Bean brings message of inclusion to Rockies camp

SCOTTSDALE, Ariz. -- MLB Ambassador of Inclusion Billy Bean toured the Rockies' Salt River Fields at Talking Stick complex Friday and met with club officials, emphasizing that he's available to help with inclusion issues.

Bean has said hiding the fact he is gay created a stress level that shortened his career as a utility player in the Majors, and is most connected to the issue of sexual orientation in the sport. However, Bean said his role is deeper than simply speaking engagements or seminars for players about the issue.

"I have to communicate what we're trying to do, but the job is definitely to grow a message inside our business," Bean said. "The Rockies are going to influence the community better than I can. I like to highlight little victories moving forward, and I will do that moving forward, whether it's to girls on a Little League team in Denver or a single-parent-household kid triumphs and the Rockies celebrate that.

"There are so many ways for an accepting message. Certainly the LGBT community is part of it, but it's not exclusive to it. We're all trying to build our sport and take advantage of the platform by being conscious of what's going on in our communities and give back."

While the idea of players' sexual orientation often gains media attention, Bean emphasized to the Rockies that there are plenty of "opportunities for things to happen in the workplace, and I can provide resources for them." Assistant general manager Zack Rosenthal took Bean on his tour, which included meeting general manager Jeff Bridich and key figures inside and outside the baseball operation. The trip was at the Rockies' invitation.

Bean also made clear that inclusion means there is room for everyone, not that everyone necessarily has to agree.
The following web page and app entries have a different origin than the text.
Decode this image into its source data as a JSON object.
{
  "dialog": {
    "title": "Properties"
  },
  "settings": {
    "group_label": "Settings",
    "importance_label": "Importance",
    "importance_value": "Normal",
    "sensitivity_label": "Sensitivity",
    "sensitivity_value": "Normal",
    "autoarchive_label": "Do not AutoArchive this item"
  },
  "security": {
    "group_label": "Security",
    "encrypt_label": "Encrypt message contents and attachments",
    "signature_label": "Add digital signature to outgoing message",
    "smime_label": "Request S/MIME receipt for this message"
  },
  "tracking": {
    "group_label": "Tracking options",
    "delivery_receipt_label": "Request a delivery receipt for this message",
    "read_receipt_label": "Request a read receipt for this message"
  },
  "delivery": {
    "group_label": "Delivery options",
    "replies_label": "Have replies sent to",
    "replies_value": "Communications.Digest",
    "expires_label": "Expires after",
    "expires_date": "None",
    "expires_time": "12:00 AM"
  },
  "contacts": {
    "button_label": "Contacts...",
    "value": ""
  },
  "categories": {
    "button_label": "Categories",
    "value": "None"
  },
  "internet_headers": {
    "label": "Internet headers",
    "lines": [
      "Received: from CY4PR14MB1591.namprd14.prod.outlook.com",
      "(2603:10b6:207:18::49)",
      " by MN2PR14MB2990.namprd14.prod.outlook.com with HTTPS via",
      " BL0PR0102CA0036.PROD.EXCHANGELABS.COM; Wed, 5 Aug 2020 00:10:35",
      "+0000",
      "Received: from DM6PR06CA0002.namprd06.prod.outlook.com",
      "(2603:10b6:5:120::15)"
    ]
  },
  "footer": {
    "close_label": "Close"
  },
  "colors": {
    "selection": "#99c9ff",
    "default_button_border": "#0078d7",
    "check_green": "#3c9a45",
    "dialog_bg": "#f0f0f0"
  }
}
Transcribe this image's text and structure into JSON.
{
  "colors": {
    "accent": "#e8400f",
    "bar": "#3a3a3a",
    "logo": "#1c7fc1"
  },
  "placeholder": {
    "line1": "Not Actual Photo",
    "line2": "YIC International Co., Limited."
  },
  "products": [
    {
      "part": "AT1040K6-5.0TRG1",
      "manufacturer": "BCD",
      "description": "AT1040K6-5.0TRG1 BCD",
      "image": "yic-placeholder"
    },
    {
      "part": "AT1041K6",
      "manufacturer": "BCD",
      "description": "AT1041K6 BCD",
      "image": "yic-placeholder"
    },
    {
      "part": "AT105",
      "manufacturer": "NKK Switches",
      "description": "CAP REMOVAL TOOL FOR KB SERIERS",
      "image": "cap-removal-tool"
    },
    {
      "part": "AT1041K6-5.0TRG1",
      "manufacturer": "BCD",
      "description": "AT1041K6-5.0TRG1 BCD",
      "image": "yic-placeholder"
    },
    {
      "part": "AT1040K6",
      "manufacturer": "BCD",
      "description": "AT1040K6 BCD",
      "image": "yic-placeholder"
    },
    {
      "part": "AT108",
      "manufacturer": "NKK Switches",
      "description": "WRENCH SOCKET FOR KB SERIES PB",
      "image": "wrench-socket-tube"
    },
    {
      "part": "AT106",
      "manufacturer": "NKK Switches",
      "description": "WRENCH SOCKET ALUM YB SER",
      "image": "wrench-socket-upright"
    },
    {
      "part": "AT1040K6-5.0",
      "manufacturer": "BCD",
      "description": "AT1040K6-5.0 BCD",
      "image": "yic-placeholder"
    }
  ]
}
Controversy arose during his trip to the Mets' camp in Port St. Lucie, Fla., when second baseman Daniel Murphy told a newspaper that based on his Christian faith he disagreed with Bean's lifestyle. Murphy also said he would accept Bean as a teammate and would treat him properly.

Bean said the reason he wrote an article on in response was to stand up for Murphy, a player and person he respects. Bean hopes the exchange of perspectives leads to understanding that folks can have differences, yet share common ground.

"I thought it was vital that everyone read from me that his opinion is equally important in every clubhouse as mine," Bean said. "There are many people like Daniel who have very strong faith. I don't want to challenge that on any level.

"I wasn't happy that the press was piling on him. I wasn't happy that they were piling on me. But that's part of the process to getting a conversation started."

Thomas Harding is a reporter for Read his blog, Hardball in the Rockies, follow him on Twitter @harding_at_mlb, and like his Facebook page, Thomas Harding and Friends at This story was not subject to the approval of Major League Baseball or its clubs.